© Reuters. FILE PHOTO: A commuter train passes by the skyline with its financial district ahead of the European Central Bank?s (ECB) governing council meeting later this week in Frankfurt, Germany, October 25, 2021. REUTERS/Kai Pfaffenbach
By Michael Nienaber
BERLIN (Reuters) – European nations will have to think about reining in government borrowing and reimposing budget discipline sooner than expected or markets will start to punish highly indebted euro zone states, a senior German finance ministry official said.
Speaking to other ministry officials at a closed-door event on Monday, Florian Toncar said Germany would have to ensure at a European level that once the pandemic was over, the bloc returned to a more conservative era in terms of public finances.
“I am quite convinced that perhaps very, very soon, Europe won’t ask itself how much debt the rules allow and how much the rules can be bent, but rather how much debt the markets allow,” Toncar said, according to a video recording seen by Reuters on Friday.
European leaders have agreed to suspend the bloc’s fiscal rules until 2023 but there is now debate about whether the so-called Stability and Growth Pact should be reformed to allow more flexibility before it kicks in again next year.
Chancellor Olaf Scholz’s three-party coalition government has so far signalled an openness to reforming the EU’s rules but the comments from Toncar, a member of the more fiscally conservative Free Democratic Party (FDP), mark a shift in tone.

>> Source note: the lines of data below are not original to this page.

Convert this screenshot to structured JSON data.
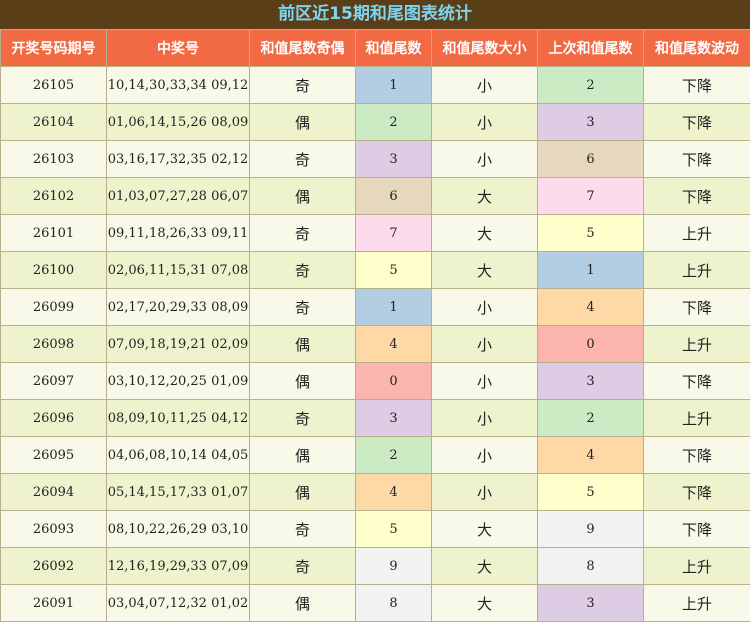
{
  "title": "前区近15期和尾图表统计",
  "headers": [
    "开奖号码期号",
    "中奖号",
    "和值尾数奇偶",
    "和值尾数",
    "和值尾数大小",
    "上次和值尾数",
    "和值尾数波动"
  ],
  "rows": [
    {
      "issue": "26105",
      "numbers": "10,14,30,33,34 09,12",
      "parity": "奇",
      "tail": "1",
      "size": "小",
      "prev": "2",
      "trend": "下降"
    },
    {
      "issue": "26104",
      "numbers": "01,06,14,15,26 08,09",
      "parity": "偶",
      "tail": "2",
      "size": "小",
      "prev": "3",
      "trend": "下降"
    },
    {
      "issue": "26103",
      "numbers": "03,16,17,32,35 02,12",
      "parity": "奇",
      "tail": "3",
      "size": "小",
      "prev": "6",
      "trend": "下降"
    },
    {
      "issue": "26102",
      "numbers": "01,03,07,27,28 06,07",
      "parity": "偶",
      "tail": "6",
      "size": "大",
      "prev": "7",
      "trend": "下降"
    },
    {
      "issue": "26101",
      "numbers": "09,11,18,26,33 09,11",
      "parity": "奇",
      "tail": "7",
      "size": "大",
      "prev": "5",
      "trend": "上升"
    },
    {
      "issue": "26100",
      "numbers": "02,06,11,15,31 07,08",
      "parity": "奇",
      "tail": "5",
      "size": "大",
      "prev": "1",
      "trend": "上升"
    },
    {
      "issue": "26099",
      "numbers": "02,17,20,29,33 08,09",
      "parity": "奇",
      "tail": "1",
      "size": "小",
      "prev": "4",
      "trend": "下降"
    },
    {
      "issue": "26098",
      "numbers": "07,09,18,19,21 02,09",
      "parity": "偶",
      "tail": "4",
      "size": "小",
      "prev": "0",
      "trend": "上升"
    },
    {
      "issue": "26097",
      "numbers": "03,10,12,20,25 01,09",
      "parity": "偶",
      "tail": "0",
      "size": "小",
      "prev": "3",
      "trend": "下降"
    },
    {
      "issue": "26096",
      "numbers": "08,09,10,11,25 04,12",
      "parity": "奇",
      "tail": "3",
      "size": "小",
      "prev": "2",
      "trend": "上升"
    },
    {
      "issue": "26095",
      "numbers": "04,06,08,10,14 04,05",
      "parity": "偶",
      "tail": "2",
      "size": "小",
      "prev": "4",
      "trend": "下降"
    },
    {
      "issue": "26094",
      "numbers": "05,14,15,17,33 01,07",
      "parity": "偶",
      "tail": "4",
      "size": "小",
      "prev": "5",
      "trend": "下降"
    },
    {
      "issue": "26093",
      "numbers": "08,10,22,26,29 03,10",
      "parity": "奇",
      "tail": "5",
      "size": "大",
      "prev": "9",
      "trend": "下降"
    },
    {
      "issue": "26092",
      "numbers": "12,16,19,29,33 07,09",
      "parity": "奇",
      "tail": "9",
      "size": "大",
      "prev": "8",
      "trend": "上升"
    },
    {
      "issue": "26091",
      "numbers": "03,04,07,12,32 01,02",
      "parity": "偶",
      "tail": "8",
      "size": "大",
      "prev": "3",
      "trend": "上升"
    }
  ],
  "colors": {
    "title_bg": "#5a3e18",
    "title_text": "#7fd4f0",
    "header_bg": "#f26a44",
    "row_odd": "#f8f9e9",
    "row_even": "#eef3cd"
  }
}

“I believe that the paradigm shift is closer than many think,” Toncar said, adding that Germany should work on its economic performance rather than thinking about how fiscal rules could be weakened further.
“Because it will no longer be the case that we can take on any amount of debt in Europe,” said Toncar, a parliamentary secretary and close aide of Finance Minister Christian Lindner.
A finance ministry spokesman was not available to comment and Toncar could not immediately be reached via the ministry.
Prior to the pandemic, Germany was one of the most vocal members of the euro zone, along with other mostly northern states, in calling on governments with higher debt levels in the south of the bloc to reign in spending and cut borrowing.
The European Central Bank’s (ECB) bond-buying programmes have driven debt yields down to unprecedented levels across the bloc in recent few years. This has slashed yield spreads between northern nations such as Germany with relatively low debt and southern countries like Italy with a higher debt burden.
While euro area borrowing costs have risen recently as the ECB looks to unwind its pandemic emergency bond buying stimulus, they remain at historically low levels.
Germany’s benchmark 10-year Bund yield is at minus 0.06%, meaning investors pay the German government to hold the debt. Bund yields last traded above 1% in 2015, and a decade ago they were at 2%. Italian borrowing costs too are relatively low, with the gap between German/Italian 10-year bond yields at 138 basis points (bps), above last year’s low of 85 bps but well below peaks above 300 before the coronavirus crisis hit.
Italy is now facing fresh questions about the viability of its debt as the ECB has announced plans to dial back emergency support that has helped the euro zone’s most indebted economies survive the coronavirus pandemic.
European member states, including Germany, have borrowed record sums of money from investors since the start of the pandemic in 2020 to protect citizens and companies from the coronavirus and its economic impact.
In addition, the EU launched an unprecedented recovery fund worth 750 billion euros ($860 billion), debt-financed and managed by Brussels, to help member states most affected by the pandemic, such as Italy and Spain.
Several states, including Italy and France, have warned that if the agreed limits on budget deficits and overall debt remain as strict as they are under the current Stability and Growth Pact, Europe risks heading into another period of austerity when more spending is needed to push ahead with climate protection.
Toncar also said pressure from international markets could be a good thing as it could help to accelerate structural reforms.
“In Germany, too, I think there is even a chance that we will talk about priorities and structures again, that we will have to talk again about how we can make our country better, organise our community better,” Toncar said.
“This is also a chance to do everything better. It’s not just about saving euros, but overall about improving the public sector and bringing it up to date. Sometimes scarcity is also an opportunity,” Toncar said.
($1 = 0.8731 euros)